- Leverage your strengths and invest in networking to build meaningful professional connections.
- Recognizing and understanding the complexities of building professional networks can help individuals overcome systemic barriers and succeed.
Networking is essential in developing and advancing one’s career, but did you know that race and gender can significantly impact the success of one’s professional connections?
Many scholars and researchers have examined how individuals’ identities influence networking tactics and opportunities. This blog post will explore how race and gender can shape professional networks and offer tips to navigate potential biases and achieve success.
One of the primary factors that can impact networking opportunities is gender. Women, in particular, might struggle to build professional connections due to structural and systemic barriers.
For example, women tend to have less access to informal networks, such as those formed through social activities or casual conversations, that are often crucial for career advancement. Additionally, gender-based stereotyping can affect how women are perceived in professional settings and limit their access to opportunities for networking.
However, it is essential to note that women have also been found to excel in building relationships based on trust and mutual support. With these strengths in mind, women can leverage their strengths and bypass obstacles by seeking out female networking groups or events and finding allies dedicated to gender equity in the workplace.
Race is also a significant factor that can impact professional networks. Studies have shown that individuals of color often must work harder to build strong connections due to institutional barriers and a lack of role models or mentors in their field.
Additionally, some people might feel more comfortable networking with individuals who share their racial identity, leading to the homophily effect, which is the tendency to form connections with similar others.
For example, consulting a black-owned SEO marketing company seems more attractive to a person of color than it would be to another individual. This is because such a company understands the cultural and historical context that may differ for marginalized communities.
Of course, these factors are not mutually exclusive, and intersectionality – the combination of race, gender, class, and other identity markers – can significantly influence one’s ability to cultivate professional networks.

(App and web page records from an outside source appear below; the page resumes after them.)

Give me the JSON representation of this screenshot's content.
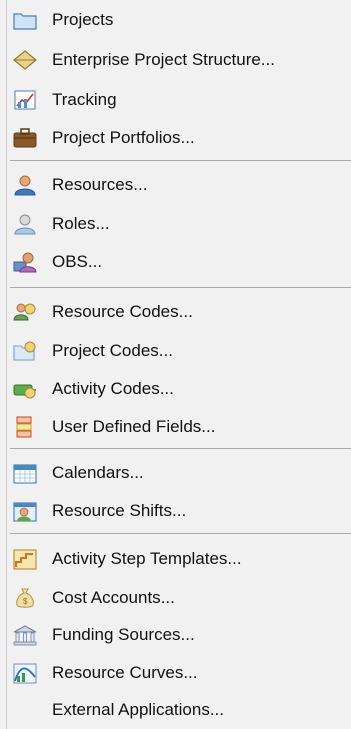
{
  "menu": {
    "items": [
      {
        "label": "Projects"
      },
      {
        "label": "Enterprise Project Structure..."
      },
      {
        "label": "Tracking"
      },
      {
        "label": "Project Portfolios..."
      },
      {
        "label": "Resources..."
      },
      {
        "label": "Roles..."
      },
      {
        "label": "OBS..."
      },
      {
        "label": "Resource Codes..."
      },
      {
        "label": "Project Codes..."
      },
      {
        "label": "Activity Codes..."
      },
      {
        "label": "User Defined Fields..."
      },
      {
        "label": "Calendars..."
      },
      {
        "label": "Resource Shifts..."
      },
      {
        "label": "Activity Step Templates..."
      },
      {
        "label": "Cost Accounts..."
      },
      {
        "label": "Funding Sources..."
      },
      {
        "label": "Resource Curves..."
      },
      {
        "label": "External Applications..."
      }
    ]
  }
}
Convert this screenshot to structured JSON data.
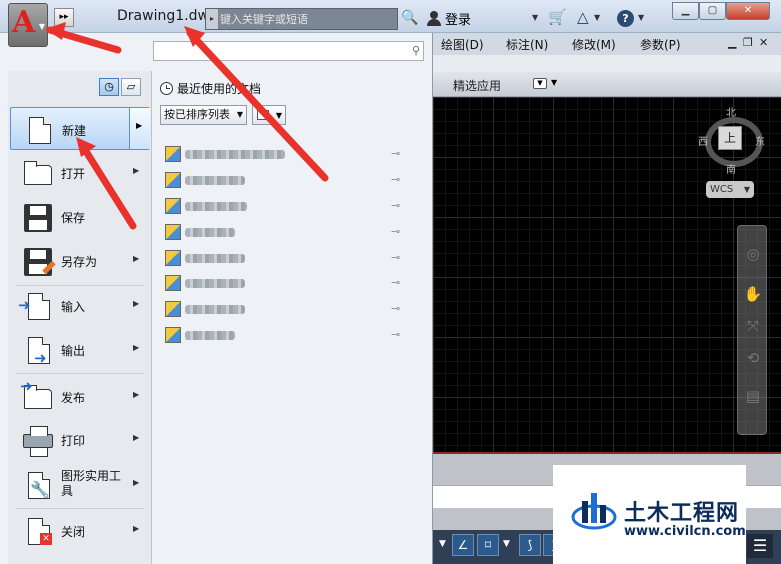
{
  "titlebar": {
    "doc_title": "Drawing1.dwg",
    "search_placeholder": "键入关键字或短语",
    "login_label": "登录",
    "quick_access_glyph": "▸▸"
  },
  "ribbon": {
    "menus": [
      "绘图(D)",
      "标注(N)",
      "修改(M)",
      "参数(P)"
    ],
    "active_tab": "精选应用"
  },
  "viewcube": {
    "north": "北",
    "south": "南",
    "east": "东",
    "west": "西",
    "top": "上",
    "wcs_label": "WCS"
  },
  "app_menu": {
    "items": [
      {
        "label": "新建",
        "icon": "new-file-icon",
        "has_submenu": true
      },
      {
        "label": "打开",
        "icon": "open-folder-icon",
        "has_submenu": true
      },
      {
        "label": "保存",
        "icon": "save-icon",
        "has_submenu": false
      },
      {
        "label": "另存为",
        "icon": "save-as-icon",
        "has_submenu": true
      },
      {
        "label": "输入",
        "icon": "import-icon",
        "has_submenu": true
      },
      {
        "label": "输出",
        "icon": "export-icon",
        "has_submenu": true
      },
      {
        "label": "发布",
        "icon": "publish-icon",
        "has_submenu": true
      },
      {
        "label": "打印",
        "icon": "print-icon",
        "has_submenu": true
      },
      {
        "label": "图形实用工具",
        "icon": "drawing-utilities-icon",
        "has_submenu": true
      },
      {
        "label": "关闭",
        "icon": "close-file-icon",
        "has_submenu": true
      }
    ]
  },
  "recent": {
    "search_value": "",
    "header": "最近使用的文档",
    "sort_label": "按已排序列表",
    "documents": [
      {
        "name": "blurred-file-1"
      },
      {
        "name": "blurred-file-2"
      },
      {
        "name": "blurred-file-3"
      },
      {
        "name": "blurred-file-4"
      },
      {
        "name": "blurred-file-5"
      },
      {
        "name": "blurred-file-6"
      },
      {
        "name": "blurred-file-7"
      },
      {
        "name": "blurred-file-8"
      }
    ]
  },
  "watermark": {
    "title": "土木工程网",
    "url": "www.civilcn.com"
  },
  "colors": {
    "accent": "#3f7fc1",
    "annotation": "#e8322b",
    "canvas": "#000000",
    "brand": "#0c2d5c"
  }
}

For example, Black women might face unique challenges in building relationships due to the compounded effects of racism and sexism. However, understanding the nuances of intersectionality can also provide individuals with valuable perspectives and insights that can help them identify potential allies and resources for networking.
Tips for Building Networks
Now that you’ve understood the impact that race and gender can have on professional networks, here are a few tips to help you navigate potential biases and cultivate strong relationships:
Leverage your strengths
Your strength as an individual can be a powerful asset in networking. Identify what makes you unique and use it to your advantage when building professional relationships. You can also draw on your characteristics and experiences to create meaningful connections with others.
Invest in networking
Networking is not just a one-time event – it requires ongoing commitments and investments. Invest the necessary time and resources into cultivating meaningful professional relationships, such as attending virtual or in-person events, participating in discussions, and engaging with industry influencers.
Reach out to mentors
Reach out to people who can help mentor you in your career path and provide valuable advice to aid your networking efforts. Mentors can help you overcome any potential barriers and provide the confidence needed to make meaningful connections.
Think outside the box
Rather than just attending traditional networking events, look for ways to create innovative networks with people who may not be immediately available in your field. Connecting with individuals from different backgrounds can bring new insights and perspectives to help you grow professionally.
Use online platforms
Take advantage of the various online resources and social media platforms available to reach potential contacts. Online networks can provide valuable connections that can help take your career to the next level.
Networking is critical to developing and advancing a successful career. Still, it is essential to recognize that certain aspects of our identities, such as race and gender, can significantly impact our networking opportunities and tactics.
However, individuals can overcome systemic barriers and build mutually beneficial relationships by seeking out supportive communities and intentionally cultivating diverse professional connections. Hopefully, this post has offered some valuable insights and advice for navigating the complexities of building professional networks.